THEY CALL EACH OTHER BROTHER
Secret Societies and the Strange Slow Death of Mateship in Australia 1788-2010
An English newspaper advertisement issued at a time when ‘secret societies’ were regarded with suspicion by authorities. NB the two different thumb positions. (Thanks to Andy Durr.)
I began the initial draft of this story, 2010, with an account of convicted convict, Jane New and her respectable, Masonic paramor in 1829 and the significance the story had played in the work of Jessica Harland-Jacobs’ Builders of Empire. I wrote:
In Sydney, in 1829, John Stephen, Worshipful Master of the Masonic ‘Lodge of Australia’ welcomed seven of the colony’s business and professional men to join with him in celebrating the brotherhood and to indusct more candidates into its mysteries. The same John Stephen, bigamous paramour of convicted shop-lifter Jane New, in that same year lied, forged court documents and engaged petty criminals to smuggle her out of the colony to enable her to escape a death sentence.
In 2006, an Australian researcher, Carol Baxter, concluded that Stephen, the precipitator of the scandal of Jane New, had been an inveterate liar and opportunist well before he met the woman who became his ‘irrestible temptation.’ Baxter showed also that the Stephen family were deeply involved in undermining Governor Darling, in total contravention of the pledge demanded of all Freemasons that they support legal authority.

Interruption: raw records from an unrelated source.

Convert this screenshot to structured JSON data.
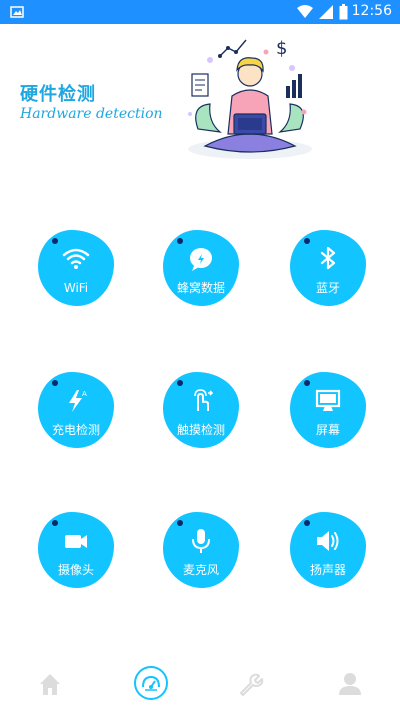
{
  "status_bar": {
    "time": "12:56"
  },
  "header": {
    "title": "硬件检测",
    "subtitle": "Hardware detection"
  },
  "tiles": [
    {
      "label": "WiFi",
      "icon": "wifi-icon"
    },
    {
      "label": "蜂窝数据",
      "icon": "cellular-icon"
    },
    {
      "label": "蓝牙",
      "icon": "bluetooth-icon"
    },
    {
      "label": "充电检测",
      "icon": "charging-icon"
    },
    {
      "label": "触摸检测",
      "icon": "touch-icon"
    },
    {
      "label": "屏幕",
      "icon": "screen-icon"
    },
    {
      "label": "摄像头",
      "icon": "camera-icon"
    },
    {
      "label": "麦克风",
      "icon": "microphone-icon"
    },
    {
      "label": "扬声器",
      "icon": "speaker-icon"
    }
  ],
  "bottom_nav": [
    {
      "icon": "home-icon",
      "active": false
    },
    {
      "icon": "gauge-icon",
      "active": true
    },
    {
      "icon": "wrench-icon",
      "active": false
    },
    {
      "icon": "user-icon",
      "active": false
    }
  ],
  "colors": {
    "status_bar": "#1e90ff",
    "accent": "#12c4ff",
    "title": "#1ea7e1",
    "inactive_nav": "#dcdcdc"
  }
}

In 2008, North American scholar Jessica Harland-Jacobs introduced her book Builders of Empire, with the letter John Stephen wrote to England’s Grand Lodge in 1827 requesting a Charter to establish what was to be the first English Masonic lodge in the colony. Harland-Jacobs used this letter to exemplify Freemasonry’s place at the heart of British imperial achievement and the brotherhood’s impulse to be ultra-respectable and free from political controversy.
A mix of public respectability and human corruptibility is not un-common and neither is the central place of social networks. But as the different views of Stephen illustrate, there is much more to this story.
In the early 20th century, Lord Amphill, ex-Viceroy of India, Governor of Madras and DGM for Madras declared that he had found ‘Freemasonry to be the only effective means of promoting social intercourse among the various creeds, colours and classes of India.’ The shift, from accusations against Freemasonry of sedition in the 1790’s, through the 1850’s when Disraeli wrote privately and publically of malevolent ‘secret societies’, to the governmental and vice-regal connections which English Freemasonry enjoyed in the late-19th century is, on its face, extraordinary. [SEE my ‘The Rise and Fall of English Freemasonry – Geo-Politics, Espionage & the Heroics of Empire’]
The state of Masonic scholarship is a segment only of a much larger problem. In 1827 ‘the Masons’ were for the non-initiated a secret society. Today, they remain so, but for different reasons. Professional historians do not appear to have even registered our many other fraternal societies – the Fraternity of Mutual Imps, Daughters of Temperance, the Loyal Orange Institute, the Hibernians and the Holy Catholic Guild, the Ancient Order of Foresters, the Odd Fellows, Knights of Labor, the (Jewish) Righteous Path and the United Society of Boilermakers of NSW, to name a few. How fraternalism as a concept has shaped each and every Australian is, it seems, a thought too large, too vague for most to comprehend. And yet, ‘mateship’ is bandied about as though it was part of an Australian mantra.
Academics and professional historians appear totally ignorant of Masonic history and thus their various readerships can know no better. As to the large numbers of the general public who don’t read history, their thinking spaces are open to whatever the merchants of myth and legend wish to push at them.
Despite a massive, colourful and often outspoken public presence and, in the case of the trade unions and ‘Freemasons’, despite a lot of published material which argues otherwise, all of the actual fraternals have been significantly invisible. It’s not that their ‘tracks’are hard to find. It seems rather that they were so important that they were, right from the outset of European settlement, weapons in a war of disinformation.
Secrecy, of course, implies an unwillingness to be seen but the change by fraternal societies from a culture of oral transmission, passwords and secret handshakes, and oaths against disclosure, to one of vivid colours and a great desire to be seen and recorded, is just one curious but pivotal element of this story.